The paper first shows three observation cases of perforation cluster spacings and their corresponding well performance. To understand why the effective cluster spacing is so vital to well performance, we then illustrate the fundamental theory to understand the pressure propagation timing and depletion patterns in different reservoirs. We compare the mechanistic modeling results of pressure depletion and corresponding recovery efficiencies with different effective cluster spacings by multiple modeling approaches, including single-porosity model, and dual-porosity model, which has validated our case study results and is very insightful for us to optimize perforation cluster spacings.
We then discuss the possible reasons of often-observed well interference. With a large data sample, the paper illustrates the good correlation between well performance and completion effectiveness. The paper presents the EUR and NPV evaluation results of different field development case histories, such as between tight cluster spacing and wide cluster spacing. We will also briefly discuss the current technologies and practices to improve cluster efficiency in the completion process.
Based upon the multiple case studies, theory investigation, and rigorous modeling, we have concluded that the effective cluster spacing is the most critical factor to influence well performance and the field development value.

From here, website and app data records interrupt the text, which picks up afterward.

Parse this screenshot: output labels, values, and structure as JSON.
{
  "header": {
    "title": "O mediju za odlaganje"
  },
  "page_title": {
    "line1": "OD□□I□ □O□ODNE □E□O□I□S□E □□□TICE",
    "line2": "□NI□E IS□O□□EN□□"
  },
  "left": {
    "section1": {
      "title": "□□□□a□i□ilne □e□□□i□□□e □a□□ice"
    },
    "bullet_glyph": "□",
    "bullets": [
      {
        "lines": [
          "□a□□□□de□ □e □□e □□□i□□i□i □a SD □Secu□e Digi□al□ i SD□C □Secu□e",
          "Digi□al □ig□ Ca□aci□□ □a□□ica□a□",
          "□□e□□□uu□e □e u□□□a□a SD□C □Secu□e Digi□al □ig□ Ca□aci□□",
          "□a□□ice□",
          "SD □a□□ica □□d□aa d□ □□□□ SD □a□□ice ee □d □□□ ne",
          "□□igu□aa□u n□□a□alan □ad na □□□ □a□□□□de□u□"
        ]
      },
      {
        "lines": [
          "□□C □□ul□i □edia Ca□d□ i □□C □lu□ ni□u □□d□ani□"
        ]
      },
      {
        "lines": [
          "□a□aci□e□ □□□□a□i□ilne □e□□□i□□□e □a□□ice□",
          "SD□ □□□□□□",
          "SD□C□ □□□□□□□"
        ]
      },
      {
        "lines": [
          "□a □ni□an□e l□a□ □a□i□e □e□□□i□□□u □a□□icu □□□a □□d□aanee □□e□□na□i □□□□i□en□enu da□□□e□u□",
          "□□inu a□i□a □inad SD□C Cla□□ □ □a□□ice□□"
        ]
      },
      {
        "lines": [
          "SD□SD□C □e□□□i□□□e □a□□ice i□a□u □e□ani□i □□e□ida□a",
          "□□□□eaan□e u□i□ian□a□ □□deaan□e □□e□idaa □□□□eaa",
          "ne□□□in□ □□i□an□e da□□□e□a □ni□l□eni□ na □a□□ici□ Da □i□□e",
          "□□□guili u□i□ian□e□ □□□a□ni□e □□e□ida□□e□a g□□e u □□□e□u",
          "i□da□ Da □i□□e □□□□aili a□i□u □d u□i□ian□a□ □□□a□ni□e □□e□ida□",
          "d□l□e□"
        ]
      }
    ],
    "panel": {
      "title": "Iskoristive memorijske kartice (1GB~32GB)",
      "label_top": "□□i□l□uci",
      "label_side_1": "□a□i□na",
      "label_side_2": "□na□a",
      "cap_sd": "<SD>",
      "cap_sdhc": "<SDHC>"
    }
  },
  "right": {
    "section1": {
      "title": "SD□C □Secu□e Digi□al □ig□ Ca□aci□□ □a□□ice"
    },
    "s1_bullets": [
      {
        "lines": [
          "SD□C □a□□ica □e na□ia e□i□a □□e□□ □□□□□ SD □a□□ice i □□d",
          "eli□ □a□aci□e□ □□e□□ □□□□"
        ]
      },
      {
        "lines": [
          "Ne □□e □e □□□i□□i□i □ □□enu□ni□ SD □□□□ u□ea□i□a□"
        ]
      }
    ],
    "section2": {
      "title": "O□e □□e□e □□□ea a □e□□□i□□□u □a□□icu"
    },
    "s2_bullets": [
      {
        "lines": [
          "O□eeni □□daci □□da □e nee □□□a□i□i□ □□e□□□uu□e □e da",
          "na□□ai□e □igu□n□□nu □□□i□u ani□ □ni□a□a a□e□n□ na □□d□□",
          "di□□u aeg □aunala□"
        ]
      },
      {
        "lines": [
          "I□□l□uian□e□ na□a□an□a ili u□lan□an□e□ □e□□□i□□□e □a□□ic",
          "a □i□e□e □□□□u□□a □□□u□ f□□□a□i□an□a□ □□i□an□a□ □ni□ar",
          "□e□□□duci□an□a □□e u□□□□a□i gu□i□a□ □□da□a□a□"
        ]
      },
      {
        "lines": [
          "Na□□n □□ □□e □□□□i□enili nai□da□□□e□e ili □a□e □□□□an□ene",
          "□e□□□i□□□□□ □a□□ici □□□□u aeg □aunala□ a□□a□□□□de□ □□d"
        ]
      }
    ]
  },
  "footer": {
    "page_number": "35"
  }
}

The workflow illustrated in the paper can be used for operators to systematically optimize their cluster spacings as well as field development plans. To maximize the value of developing unconventional reservoirs, it is vital to optimize cluster spacing and cost-effectively achieve tighter effective cluster spacing.